An exemplary embodiment of the inventive fittings is the valve housing 1 shown in FIG. 1a) for example. The valve housing 1, ranked among the fittings, has fairly thick walls in some parts and can be produced from solid metal by machining for example, but also by drop forging the ferritic or ferritic-austenitic steel alloys containing the alloying constituents indicated above.

In particular a titanium content of 0.15-0.8 by wt-% ensures good resistance of the valve housing 1 to intercrystalline corrosion, despite the heavy wall thickness. When welding the valve housing 1 according to the invention, attention must be paid to ensure that heat ingress is as little as possible, since otherwise the steel alloy has a tendency to heavy grain growth and intercrystalline corrosion. Preferably welding is therefore performed with laser methods, which are optimized for as little heat ingress as possible. By adding up to 2.5 by wt-% molybdenum the valve housing 1 can be additionally protected against intercrystalline corrosion.

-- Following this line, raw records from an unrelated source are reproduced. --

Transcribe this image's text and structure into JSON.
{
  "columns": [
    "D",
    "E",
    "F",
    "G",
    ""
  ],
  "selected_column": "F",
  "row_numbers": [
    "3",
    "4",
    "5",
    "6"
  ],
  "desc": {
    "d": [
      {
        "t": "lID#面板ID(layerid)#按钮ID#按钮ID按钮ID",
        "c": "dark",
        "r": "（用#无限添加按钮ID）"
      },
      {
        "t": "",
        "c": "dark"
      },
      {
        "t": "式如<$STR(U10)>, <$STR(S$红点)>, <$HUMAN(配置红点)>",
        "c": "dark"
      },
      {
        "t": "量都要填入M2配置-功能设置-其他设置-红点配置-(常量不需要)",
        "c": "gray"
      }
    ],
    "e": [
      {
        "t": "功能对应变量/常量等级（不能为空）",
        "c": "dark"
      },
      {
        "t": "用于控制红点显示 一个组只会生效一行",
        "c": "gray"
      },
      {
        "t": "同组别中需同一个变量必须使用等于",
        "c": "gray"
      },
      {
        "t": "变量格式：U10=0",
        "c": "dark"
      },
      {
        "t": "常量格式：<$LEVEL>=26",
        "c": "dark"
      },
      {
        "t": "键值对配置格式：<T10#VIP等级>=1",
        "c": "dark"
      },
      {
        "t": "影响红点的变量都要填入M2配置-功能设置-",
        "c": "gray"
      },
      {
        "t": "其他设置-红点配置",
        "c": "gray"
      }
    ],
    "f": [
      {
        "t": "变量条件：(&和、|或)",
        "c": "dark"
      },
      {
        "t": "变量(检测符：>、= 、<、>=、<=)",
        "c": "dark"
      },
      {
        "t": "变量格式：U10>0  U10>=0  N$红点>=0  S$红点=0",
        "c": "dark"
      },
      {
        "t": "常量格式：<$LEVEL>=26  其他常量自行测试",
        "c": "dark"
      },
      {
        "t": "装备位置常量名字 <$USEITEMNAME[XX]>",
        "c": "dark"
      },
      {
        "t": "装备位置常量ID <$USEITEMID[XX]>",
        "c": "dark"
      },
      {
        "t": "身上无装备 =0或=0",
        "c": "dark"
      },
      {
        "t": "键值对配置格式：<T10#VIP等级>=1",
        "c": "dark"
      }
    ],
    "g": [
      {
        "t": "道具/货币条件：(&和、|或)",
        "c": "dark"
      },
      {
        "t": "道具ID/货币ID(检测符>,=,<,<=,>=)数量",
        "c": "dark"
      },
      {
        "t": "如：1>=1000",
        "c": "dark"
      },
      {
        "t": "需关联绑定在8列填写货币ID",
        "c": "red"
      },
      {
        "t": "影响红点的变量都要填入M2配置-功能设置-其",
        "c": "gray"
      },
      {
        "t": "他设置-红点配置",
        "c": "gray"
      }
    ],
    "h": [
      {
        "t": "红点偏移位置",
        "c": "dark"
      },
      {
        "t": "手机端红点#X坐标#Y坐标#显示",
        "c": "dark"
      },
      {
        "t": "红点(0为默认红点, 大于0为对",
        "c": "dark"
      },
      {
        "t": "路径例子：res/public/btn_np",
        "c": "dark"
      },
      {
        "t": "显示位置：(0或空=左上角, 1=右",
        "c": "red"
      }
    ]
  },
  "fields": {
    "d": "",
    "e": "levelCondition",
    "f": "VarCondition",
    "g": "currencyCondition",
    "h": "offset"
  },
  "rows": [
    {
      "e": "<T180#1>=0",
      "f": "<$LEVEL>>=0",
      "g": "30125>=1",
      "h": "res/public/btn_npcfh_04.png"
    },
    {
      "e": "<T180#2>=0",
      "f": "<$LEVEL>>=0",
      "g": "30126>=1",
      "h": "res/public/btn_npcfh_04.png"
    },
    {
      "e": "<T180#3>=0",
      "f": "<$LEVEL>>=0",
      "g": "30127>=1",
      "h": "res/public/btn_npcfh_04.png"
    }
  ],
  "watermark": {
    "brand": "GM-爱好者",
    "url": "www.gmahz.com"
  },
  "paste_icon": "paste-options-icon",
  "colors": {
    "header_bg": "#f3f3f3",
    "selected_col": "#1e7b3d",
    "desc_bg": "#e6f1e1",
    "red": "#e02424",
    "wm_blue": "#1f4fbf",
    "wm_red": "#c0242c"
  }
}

Although the ferritic or ferritic-austenitic steel alloy according to the invention is limited in its formability, compared to deep drawing steel, the formability permits the production of end caps 2 (FIG. 1b)), which were made by deep-drawing from a strip of corresponding steel alloy, provided the metal is able to flow during transformation. In a further cold forming step an O-ring groove 3 can be made in the end cap 2 for example. FIG. 1c) shows a compression joint 4. The compression joint 4 consists of a pipe with an over bend 5 and connection pieces 6 at both ends. The over bend 5 is produced by bending, whereas the connecting pieces 6 are fitted to the compression joint 4 by flattening and mushrooming over for example, but also by using an internal high pressure forming process. The connecting pieces 6 can be pushed onto a corresponding connecting piece, a pipe for example, and compressed with this, so that a tight connection is obtained.

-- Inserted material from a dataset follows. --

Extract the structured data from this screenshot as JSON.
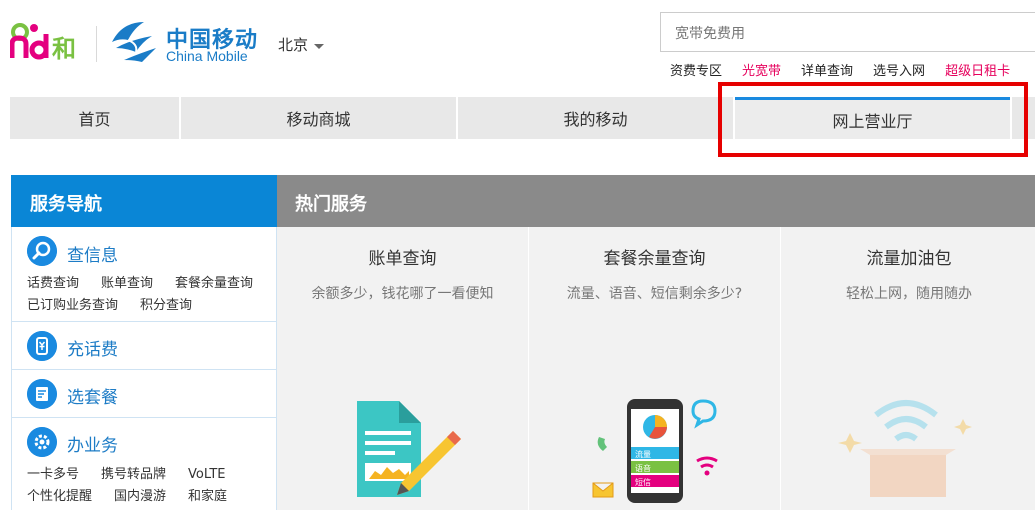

The T-piece 7 shown in FIG. 1d) has O-ring groves 3 at the two opposite connection ends, which are intended for the connection to compression joints for example. The T-piece 7 for example can be made by internal high pressure forming of a longitudinally welded pipe, the thread 8 being produced by machining for example. However the thread 8 can also be produced by roller-burnishing. As further forming processes upsetting, crimping, necking out and widening can be mentioned. The inventive use of the ferritic or ferritic-austenitic steel alloy not only permits the use of conventional forming techniques, but results in the production of particularly corrosion resistant and low-cost fittings, valves or compression joints for fluid or drinking water ducting systems.